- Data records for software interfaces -
++++++++++++++++++++

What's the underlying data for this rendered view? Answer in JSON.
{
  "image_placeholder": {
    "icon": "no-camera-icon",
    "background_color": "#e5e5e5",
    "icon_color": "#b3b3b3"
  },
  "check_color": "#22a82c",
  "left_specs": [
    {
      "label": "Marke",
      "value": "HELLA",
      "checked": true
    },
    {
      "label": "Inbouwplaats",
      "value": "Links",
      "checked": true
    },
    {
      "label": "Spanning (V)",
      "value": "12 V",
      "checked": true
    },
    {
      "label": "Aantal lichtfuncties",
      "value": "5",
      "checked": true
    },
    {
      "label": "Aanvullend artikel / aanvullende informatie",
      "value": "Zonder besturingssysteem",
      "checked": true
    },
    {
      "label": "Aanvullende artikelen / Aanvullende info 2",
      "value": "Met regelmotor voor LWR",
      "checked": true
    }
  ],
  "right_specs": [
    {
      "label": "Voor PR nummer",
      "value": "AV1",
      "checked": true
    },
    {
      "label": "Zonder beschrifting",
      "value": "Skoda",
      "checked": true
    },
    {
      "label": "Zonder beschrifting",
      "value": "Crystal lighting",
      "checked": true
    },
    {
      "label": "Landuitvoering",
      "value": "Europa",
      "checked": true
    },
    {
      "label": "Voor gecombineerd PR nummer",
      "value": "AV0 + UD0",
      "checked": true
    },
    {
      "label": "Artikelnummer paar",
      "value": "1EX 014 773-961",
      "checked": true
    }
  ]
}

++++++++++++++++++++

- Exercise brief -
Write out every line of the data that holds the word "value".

- Answer section -
      "value": "HELLA",
      "value": "Links",
      "value": "12 V",
      "value": "5",
      "value": "Zonder besturingssysteem",
      "value": "Met regelmotor voor LWR",
      "value": "AV1",
      "value": "Skoda",
      "value": "Crystal lighting",
      "value": "Europa",
      "value": "AV0 + UD0",
      "value": "1EX 014 773-961",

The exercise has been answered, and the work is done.